Work request:
Pull every line containing the word "icon" out of the material below.

---

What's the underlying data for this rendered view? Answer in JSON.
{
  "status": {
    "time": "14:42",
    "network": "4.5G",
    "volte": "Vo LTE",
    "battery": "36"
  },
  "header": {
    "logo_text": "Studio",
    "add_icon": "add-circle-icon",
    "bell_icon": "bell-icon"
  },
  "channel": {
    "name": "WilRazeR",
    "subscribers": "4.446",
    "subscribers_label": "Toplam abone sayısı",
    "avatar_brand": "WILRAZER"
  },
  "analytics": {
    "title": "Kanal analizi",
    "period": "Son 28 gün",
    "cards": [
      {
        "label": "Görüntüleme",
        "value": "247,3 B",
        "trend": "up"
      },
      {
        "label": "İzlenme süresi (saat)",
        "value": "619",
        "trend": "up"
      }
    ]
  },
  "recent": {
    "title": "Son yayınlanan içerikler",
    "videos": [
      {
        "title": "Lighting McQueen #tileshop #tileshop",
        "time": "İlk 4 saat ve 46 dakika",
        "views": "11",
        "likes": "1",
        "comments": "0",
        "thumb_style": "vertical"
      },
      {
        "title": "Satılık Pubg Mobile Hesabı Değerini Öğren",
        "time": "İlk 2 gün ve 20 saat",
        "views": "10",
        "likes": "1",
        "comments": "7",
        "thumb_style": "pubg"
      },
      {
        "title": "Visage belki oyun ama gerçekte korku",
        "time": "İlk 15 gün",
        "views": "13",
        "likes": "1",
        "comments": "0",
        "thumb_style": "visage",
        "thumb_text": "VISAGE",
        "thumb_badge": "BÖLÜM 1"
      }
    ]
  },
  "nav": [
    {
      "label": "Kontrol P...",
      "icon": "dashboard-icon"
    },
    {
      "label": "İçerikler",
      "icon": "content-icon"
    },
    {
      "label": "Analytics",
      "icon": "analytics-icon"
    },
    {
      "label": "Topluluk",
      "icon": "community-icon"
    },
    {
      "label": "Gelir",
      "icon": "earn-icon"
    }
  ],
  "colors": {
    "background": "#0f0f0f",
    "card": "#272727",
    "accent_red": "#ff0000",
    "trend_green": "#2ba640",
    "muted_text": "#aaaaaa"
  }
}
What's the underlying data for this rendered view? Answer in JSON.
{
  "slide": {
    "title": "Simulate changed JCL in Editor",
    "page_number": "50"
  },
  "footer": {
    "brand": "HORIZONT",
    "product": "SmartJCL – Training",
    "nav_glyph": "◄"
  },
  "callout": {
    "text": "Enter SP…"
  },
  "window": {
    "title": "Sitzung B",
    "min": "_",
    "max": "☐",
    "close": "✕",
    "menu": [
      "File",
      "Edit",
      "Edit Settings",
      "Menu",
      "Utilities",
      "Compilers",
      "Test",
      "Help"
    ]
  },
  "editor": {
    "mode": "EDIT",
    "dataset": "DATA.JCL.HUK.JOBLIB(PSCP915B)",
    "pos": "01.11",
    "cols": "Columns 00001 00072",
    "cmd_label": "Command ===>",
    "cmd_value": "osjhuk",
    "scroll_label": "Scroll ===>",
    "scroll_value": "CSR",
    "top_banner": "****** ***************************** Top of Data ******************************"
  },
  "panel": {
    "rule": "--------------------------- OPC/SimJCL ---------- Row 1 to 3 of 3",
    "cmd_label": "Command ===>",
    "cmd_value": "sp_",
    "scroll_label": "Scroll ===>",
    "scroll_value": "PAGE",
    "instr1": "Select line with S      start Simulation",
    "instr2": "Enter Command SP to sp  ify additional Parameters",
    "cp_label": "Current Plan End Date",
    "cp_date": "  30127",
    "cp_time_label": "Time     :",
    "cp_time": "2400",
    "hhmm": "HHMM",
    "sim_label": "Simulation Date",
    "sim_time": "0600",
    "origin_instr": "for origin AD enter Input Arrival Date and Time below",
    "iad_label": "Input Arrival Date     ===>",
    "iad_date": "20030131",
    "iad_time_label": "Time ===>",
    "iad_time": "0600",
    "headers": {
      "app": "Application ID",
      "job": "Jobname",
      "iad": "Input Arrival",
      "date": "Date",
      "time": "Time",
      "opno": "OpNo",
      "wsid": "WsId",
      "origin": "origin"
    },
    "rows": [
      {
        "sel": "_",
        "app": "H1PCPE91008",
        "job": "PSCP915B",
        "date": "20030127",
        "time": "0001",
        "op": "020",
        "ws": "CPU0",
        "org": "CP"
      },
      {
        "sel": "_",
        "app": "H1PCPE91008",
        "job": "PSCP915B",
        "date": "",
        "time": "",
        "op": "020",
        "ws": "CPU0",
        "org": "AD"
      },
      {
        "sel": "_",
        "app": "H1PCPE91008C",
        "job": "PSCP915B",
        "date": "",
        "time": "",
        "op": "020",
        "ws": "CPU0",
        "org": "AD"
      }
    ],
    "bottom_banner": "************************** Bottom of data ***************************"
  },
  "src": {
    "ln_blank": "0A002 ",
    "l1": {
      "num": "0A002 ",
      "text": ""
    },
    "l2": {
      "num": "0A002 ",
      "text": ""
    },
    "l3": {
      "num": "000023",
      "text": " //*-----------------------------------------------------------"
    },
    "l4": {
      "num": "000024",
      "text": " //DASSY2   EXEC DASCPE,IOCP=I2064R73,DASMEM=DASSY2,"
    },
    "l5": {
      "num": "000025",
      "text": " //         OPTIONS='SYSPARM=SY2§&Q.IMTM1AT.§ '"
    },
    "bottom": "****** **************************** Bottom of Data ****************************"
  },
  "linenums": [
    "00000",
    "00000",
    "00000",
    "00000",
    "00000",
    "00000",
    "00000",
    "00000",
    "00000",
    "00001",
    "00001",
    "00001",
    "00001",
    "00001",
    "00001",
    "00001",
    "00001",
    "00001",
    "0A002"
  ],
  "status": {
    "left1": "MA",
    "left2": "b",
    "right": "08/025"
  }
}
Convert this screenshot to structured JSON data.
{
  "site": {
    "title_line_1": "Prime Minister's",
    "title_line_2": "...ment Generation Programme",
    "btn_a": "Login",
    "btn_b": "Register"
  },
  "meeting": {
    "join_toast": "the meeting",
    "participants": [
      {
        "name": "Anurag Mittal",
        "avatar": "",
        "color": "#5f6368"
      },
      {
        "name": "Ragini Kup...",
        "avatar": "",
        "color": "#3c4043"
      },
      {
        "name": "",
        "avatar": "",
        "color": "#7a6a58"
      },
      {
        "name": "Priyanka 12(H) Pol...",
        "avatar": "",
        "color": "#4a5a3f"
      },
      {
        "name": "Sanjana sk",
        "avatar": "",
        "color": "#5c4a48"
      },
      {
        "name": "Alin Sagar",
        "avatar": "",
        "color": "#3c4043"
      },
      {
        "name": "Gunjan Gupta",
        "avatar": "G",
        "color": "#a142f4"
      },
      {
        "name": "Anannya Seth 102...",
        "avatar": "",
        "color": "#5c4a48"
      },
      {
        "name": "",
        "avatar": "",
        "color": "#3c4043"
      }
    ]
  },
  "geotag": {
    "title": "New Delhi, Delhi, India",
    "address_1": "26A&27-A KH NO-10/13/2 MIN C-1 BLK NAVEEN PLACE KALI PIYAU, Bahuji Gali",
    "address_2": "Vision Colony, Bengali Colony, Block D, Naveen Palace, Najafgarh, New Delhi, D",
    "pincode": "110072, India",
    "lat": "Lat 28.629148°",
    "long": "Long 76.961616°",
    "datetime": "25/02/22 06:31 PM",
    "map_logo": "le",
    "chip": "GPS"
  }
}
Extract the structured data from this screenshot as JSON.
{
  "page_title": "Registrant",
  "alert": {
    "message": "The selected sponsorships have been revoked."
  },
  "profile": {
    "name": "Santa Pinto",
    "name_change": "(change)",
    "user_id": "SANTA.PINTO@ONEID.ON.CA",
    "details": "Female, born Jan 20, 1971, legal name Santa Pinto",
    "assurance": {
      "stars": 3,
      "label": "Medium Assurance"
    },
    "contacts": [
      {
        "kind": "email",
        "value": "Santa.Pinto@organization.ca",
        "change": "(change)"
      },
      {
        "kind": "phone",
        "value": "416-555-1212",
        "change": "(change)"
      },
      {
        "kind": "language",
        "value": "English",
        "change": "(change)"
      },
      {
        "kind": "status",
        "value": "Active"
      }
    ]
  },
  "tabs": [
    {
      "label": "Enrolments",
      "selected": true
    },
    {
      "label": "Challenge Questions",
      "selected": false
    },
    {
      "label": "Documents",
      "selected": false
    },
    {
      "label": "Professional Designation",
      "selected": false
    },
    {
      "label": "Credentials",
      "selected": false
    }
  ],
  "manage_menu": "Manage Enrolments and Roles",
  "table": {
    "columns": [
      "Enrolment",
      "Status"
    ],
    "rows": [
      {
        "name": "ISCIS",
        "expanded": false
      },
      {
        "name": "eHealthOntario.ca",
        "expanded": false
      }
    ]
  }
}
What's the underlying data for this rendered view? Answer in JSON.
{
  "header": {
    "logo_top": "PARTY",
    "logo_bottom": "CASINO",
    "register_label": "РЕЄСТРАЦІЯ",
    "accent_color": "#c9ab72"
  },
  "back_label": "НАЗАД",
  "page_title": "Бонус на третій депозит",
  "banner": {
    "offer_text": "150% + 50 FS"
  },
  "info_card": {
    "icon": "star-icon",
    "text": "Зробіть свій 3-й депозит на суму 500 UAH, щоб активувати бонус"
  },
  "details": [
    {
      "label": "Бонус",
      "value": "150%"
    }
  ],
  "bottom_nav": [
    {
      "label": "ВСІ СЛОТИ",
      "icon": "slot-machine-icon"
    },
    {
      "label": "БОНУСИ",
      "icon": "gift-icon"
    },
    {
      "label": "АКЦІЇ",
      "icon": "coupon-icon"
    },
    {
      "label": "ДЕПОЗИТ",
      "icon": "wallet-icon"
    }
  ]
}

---

Answer to the problem:
    "add_icon": "add-circle-icon",
    "bell_icon": "bell-icon"
      "icon": "dashboard-icon"
      "icon": "content-icon"
      "icon": "analytics-icon"
      "icon": "community-icon"
      "icon": "earn-icon"
    "icon": "star-icon",
      "icon": "slot-machine-icon"
      "icon": "gift-icon"
      "icon": "coupon-icon"
      "icon": "wallet-icon"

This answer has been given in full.